PROBLEM: Each entry, in full: reproduce it exactly.

DATA EXCERPTS:
════════

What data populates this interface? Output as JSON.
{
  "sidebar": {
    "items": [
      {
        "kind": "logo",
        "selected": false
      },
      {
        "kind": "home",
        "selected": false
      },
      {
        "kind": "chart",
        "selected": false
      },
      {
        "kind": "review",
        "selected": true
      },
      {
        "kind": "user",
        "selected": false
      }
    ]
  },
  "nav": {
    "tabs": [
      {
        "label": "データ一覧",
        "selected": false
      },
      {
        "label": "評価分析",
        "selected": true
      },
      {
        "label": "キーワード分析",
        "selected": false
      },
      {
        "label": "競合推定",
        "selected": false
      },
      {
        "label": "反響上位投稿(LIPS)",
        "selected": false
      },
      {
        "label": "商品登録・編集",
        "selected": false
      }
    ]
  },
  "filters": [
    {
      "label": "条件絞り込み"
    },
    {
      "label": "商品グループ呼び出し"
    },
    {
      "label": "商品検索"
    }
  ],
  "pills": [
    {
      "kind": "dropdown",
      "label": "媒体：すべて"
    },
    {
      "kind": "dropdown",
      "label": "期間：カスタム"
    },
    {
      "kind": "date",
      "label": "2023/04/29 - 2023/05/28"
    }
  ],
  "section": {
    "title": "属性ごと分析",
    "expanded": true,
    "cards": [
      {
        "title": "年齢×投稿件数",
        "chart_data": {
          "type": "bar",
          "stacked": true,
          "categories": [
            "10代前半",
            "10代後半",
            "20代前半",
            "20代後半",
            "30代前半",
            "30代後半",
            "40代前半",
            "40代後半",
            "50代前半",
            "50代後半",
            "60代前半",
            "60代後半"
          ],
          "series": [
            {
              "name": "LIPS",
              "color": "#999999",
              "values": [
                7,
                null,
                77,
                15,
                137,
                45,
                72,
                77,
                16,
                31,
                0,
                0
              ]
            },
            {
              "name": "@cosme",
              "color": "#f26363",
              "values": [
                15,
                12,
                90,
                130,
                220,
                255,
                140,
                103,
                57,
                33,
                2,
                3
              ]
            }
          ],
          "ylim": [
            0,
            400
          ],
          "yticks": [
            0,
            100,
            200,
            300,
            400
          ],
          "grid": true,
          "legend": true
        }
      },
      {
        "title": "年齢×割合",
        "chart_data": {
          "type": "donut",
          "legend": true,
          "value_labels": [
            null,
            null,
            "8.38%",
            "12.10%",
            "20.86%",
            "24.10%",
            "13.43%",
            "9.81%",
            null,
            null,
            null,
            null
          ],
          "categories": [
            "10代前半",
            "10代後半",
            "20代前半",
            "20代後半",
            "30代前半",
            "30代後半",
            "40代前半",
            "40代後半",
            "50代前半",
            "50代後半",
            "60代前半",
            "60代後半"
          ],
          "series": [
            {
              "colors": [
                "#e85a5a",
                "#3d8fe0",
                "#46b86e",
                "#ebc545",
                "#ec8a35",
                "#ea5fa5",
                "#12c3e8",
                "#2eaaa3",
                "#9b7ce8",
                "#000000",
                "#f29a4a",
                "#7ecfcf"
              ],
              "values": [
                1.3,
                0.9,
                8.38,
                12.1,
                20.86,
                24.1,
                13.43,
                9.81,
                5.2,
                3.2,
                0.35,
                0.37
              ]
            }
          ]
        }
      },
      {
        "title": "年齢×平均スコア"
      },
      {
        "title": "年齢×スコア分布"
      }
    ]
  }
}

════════

RESULT OF THIS TASK:
What data populates this interface? Output as JSON.
{
  "sidebar": {
    "items": [
      {
        "kind": "logo",
        "selected": false
      },
      {
        "kind": "home",
        "selected": false
      },
      {
        "kind": "chart",
        "selected": false
      },
      {
        "kind": "review",
        "selected": true
      },
      {
        "kind": "user",
        "selected": false
      }
    ]
  },
  "nav": {
    "tabs": [
      {
        "label": "データ一覧",
        "selected": false
      },
      {
        "label": "評価分析",
        "selected": true
      },
      {
        "label": "キーワード分析",
        "selected": false
      },
      {
        "label": "競合推定",
        "selected": false
      },
      {
        "label": "反響上位投稿(LIPS)",
        "selected": false
      },
      {
        "label": "商品登録・編集",
        "selected": false
      }
    ]
  },
  "filters": [
    {
      "label": "条件絞り込み"
    },
    {
      "label": "商品グループ呼び出し"
    },
    {
      "label": "商品検索"
    }
  ],
  "pills": [
    {
      "kind": "dropdown",
      "label": "媒体：すべて"
    },
    {
      "kind": "dropdown",
      "label": "期間：カスタム"
    },
    {
      "kind": "date",
      "label": "2023/04/29 - 2023/05/28"
    }
  ],
  "section": {
    "title": "属性ごと分析",
    "expanded": true,
    "cards": [
      {
        "title": "年齢×投稿件数",
        "chart_data": {
          "type": "bar",
          "stacked": true,
          "categories": [
            "10代前半",
            "10代後半",
            "20代前半",
            "20代後半",
            "30代前半",
            "30代後半",
            "40代前半",
            "40代後半",
            "50代前半",
            "50代後半",
            "60代前半",
            "60代後半"
          ],
          "series": [
            {
              "name": "LIPS",
              "color": "#999999",
              "values": [
                7,
                null,
                77,
                15,
                137,
                45,
                72,
                77,
                16,
                31,
                0,
                0
              ]
            },
            {
              "name": "@cosme",
              "color": "#f26363",
              "values": [
                15,
                12,
                90,
                130,
                220,
                255,
                140,
                103,
                57,
                33,
                2,
                3
              ]
            }
          ],
          "ylim": [
            0,
            400
          ],
          "yticks": [
            0,
            100,
            200,
            300,
            400
          ],
          "grid": true,
          "legend": true
        }
      },
      {
        "title": "年齢×割合",
        "chart_data": {
          "type": "donut",
          "legend": true,
          "value_labels": [
            null,
            null,
            "8.38%",
            "12.10%",
            "20.86%",
            "24.10%",
            "13.43%",
            "9.81%",
            null,
            null,
            null,
            null
          ],
          "categories": [
            "10代前半",
            "10代後半",
            "20代前半",
            "20代後半",
            "30代前半",
            "30代後半",
            "40代前半",
            "40代後半",
            "50代前半",
            "50代後半",
            "60代前半",
            "60代後半"
          ],
          "series": [
            {
              "colors": [
                "#e85a5a",
                "#3d8fe0",
                "#46b86e",
                "#ebc545",
                "#ec8a35",
                "#ea5fa5",
                "#12c3e8",
                "#2eaaa3",
                "#9b7ce8",
                "#000000",
                "#f29a4a",
                "#7ecfcf"
              ],
              "values": [
                1.3,
                0.9,
                8.38,
                12.1,
                20.86,
                24.1,
                13.43,
                9.81,
                5.2,
                3.2,
                0.35,
                0.37
              ]
            }
          ]
        }
      },
      {
        "title": "年齢×平均スコア"
      },
      {
        "title": "年齢×スコア分布"
      }
    ]
  }
}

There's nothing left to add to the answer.